The book covers all the big-day details, from photography to gifts, and offers practical, faith-based suggestions on how to make decisions with your would-be spouse.

The planner begins immediately following the proposal. There are worksheets throughout the book, with one entitled "Spiritual Habits" that asks the couple to consider ways to deepen their faith.

In the section on budgeting, Cameron and her husband encourage couples to think about putting some of the money they could spend on fancy flowers or elaborate wedding favors into a charity or savings account.

According to a study released this year by the wedding-planning website TheKnot.com, newlyweds or their families shelled out an average of nearly $30,000 for weddings in 2013, the most ever.

Cameron said she wants couples to base their budgets not on the maximum they can afford or how much their families are willing to contribute but on their values.

"Think about what is a modest amount," she said.

There's a chapter on etiquette and the difference between tradition, myth and common practice. "You might want to toss the bouquet, but you don't have to," said Cameron, adding that "not all traditions lift up the sacrament."

"The book talks about priorities," she said. "Concerns about money and etiquette tend to drive division. But if you put Christ at the center, you can make the decision process itself an opportunity to grow more united, even decisions like deciding if the tablecloths should be green or white."

Father Stefan P. Starzynski, parochial vicar of St. Timothy Church in Chantilly, distributed 25 copies of Christ on Your Guest List to couples in his pre-Cana classes. He believes the book is a great reminder that "the marriage ceremony is a day, but a marriage is a lifetime."

Beauty on a budget

A few years after she married, Cameron stumbled upon a brick-and-mortar manifestation of her wedding-planning values.

St. Anthony's Bridal is a nonprofit in Bethesda that helps brides on a budget. Started eight years ago, the store sells bridal gowns for $150, along with bridesmaid dresses and wedding accessories.

Cameron began volunteering there and eventually was named president.

"I love the bridal center," she said. "When a bride comes in and sees a nonprofit that's helping her, she often has tears of joy. They can't believe someone is helping, that the dresses are beautiful and they don't need to spend $20,000-30,000 dollars to have a wedding."
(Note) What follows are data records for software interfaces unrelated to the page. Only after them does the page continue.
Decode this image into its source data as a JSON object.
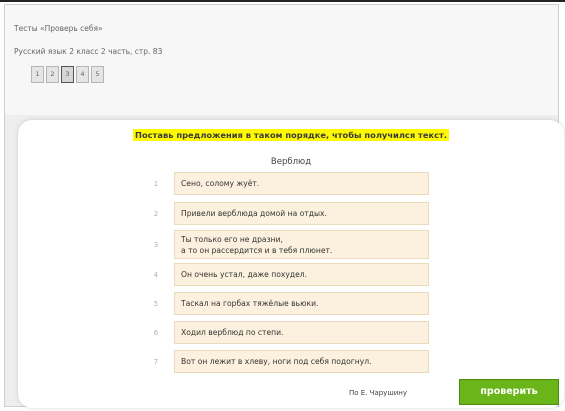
{
  "header": {
    "title": "Тесты «Проверь себя»",
    "subtitle": "Русский язык 2 класс 2 часть, стр. 83",
    "pages": [
      "1",
      "2",
      "3",
      "4",
      "5"
    ],
    "active_page": "3"
  },
  "task": {
    "instruction": "Поставь предложения в таком порядке, чтобы получился текст.",
    "story_title": "Верблюд",
    "items": [
      {
        "num": "1",
        "text": "Сено, солому жуёт."
      },
      {
        "num": "2",
        "text": "Привели верблюда домой на отдых."
      },
      {
        "num": "3",
        "line1": "Ты только его не дразни,",
        "line2": "а то он рассердится и в тебя плюнет."
      },
      {
        "num": "4",
        "text": "Он очень устал, даже похудел."
      },
      {
        "num": "5",
        "text": "Таскал на горбах тяжёлые вьюки."
      },
      {
        "num": "6",
        "text": "Ходил верблюд по степи."
      },
      {
        "num": "7",
        "text": "Вот он лежит в хлеву, ноги под себя подогнул."
      }
    ],
    "author": "По Е. Чарушину",
    "check_label": "проверить"
  },
  "colors": {
    "highlight": "#fffa00",
    "item_bg": "#fbf1de",
    "button": "#69b51a"
  }
}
The store has a wide selection, with donations coming from throughout the United States. Some dresses come from Canada and Paris. "Vintage to Vera Wang, clearance to couture, we have it all," said Cameron.

It also offers brides on a tight budget free use of decoration items and recommends wedding vendors who support the mission of the store.
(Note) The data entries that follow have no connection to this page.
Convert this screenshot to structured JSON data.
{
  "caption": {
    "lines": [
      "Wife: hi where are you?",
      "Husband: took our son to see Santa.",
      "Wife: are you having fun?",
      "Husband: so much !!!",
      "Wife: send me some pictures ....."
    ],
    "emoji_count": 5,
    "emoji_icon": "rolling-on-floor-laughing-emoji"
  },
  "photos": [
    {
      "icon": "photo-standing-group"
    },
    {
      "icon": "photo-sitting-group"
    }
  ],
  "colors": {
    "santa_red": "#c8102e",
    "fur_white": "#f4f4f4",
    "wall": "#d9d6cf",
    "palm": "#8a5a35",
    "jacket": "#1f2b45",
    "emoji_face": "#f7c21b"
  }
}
Open Saturdays from 10 a.m. to noon, the store is "on a path for growth," Cameron said. She hopes to relocate the store to Virginia by the end of the year and significantly expand its hours. Right now she's searching for the right space.

In the Virginia store, the plan is to offer do-it-yourself workshops and classes for brides on every aspect of wedding reception planning.

St. Anthony's Bridal has worked with the Arlington diocesan Spanish Apostolate, Office for Family Life and Gabriel Project to help provide dresses for a number of brides, some of whom are pregnant and want to get married but don't have the means to do so.

Cameron also has her own ministry that offers additional services to brides and grooms. She makes floral arrangements through Mystical Rose Flowers and is a resource for couples planning a wedding ceremony and reception on a budget of $3,000 or less.

The mother of four sees her various projects as complementary efforts to "help couples to grow in faith, the sacraments and unity," she said. "That's really where my heart is."

Cameron moves the attention to what matters most, said Father Starzynski. "We all know that Christ should be at the center of everything," he said, "but we all need reminders."

Find out more

Christ on Your Guest List is available at amazon.com. Also look for "Christ on Your Guest List" on Facebook.

For more information about St. Anthony's Bridal, check out the website.

For Melanie Cameron's Catholic wedding resource website, go here.

© Arlington Catholic Herald 2014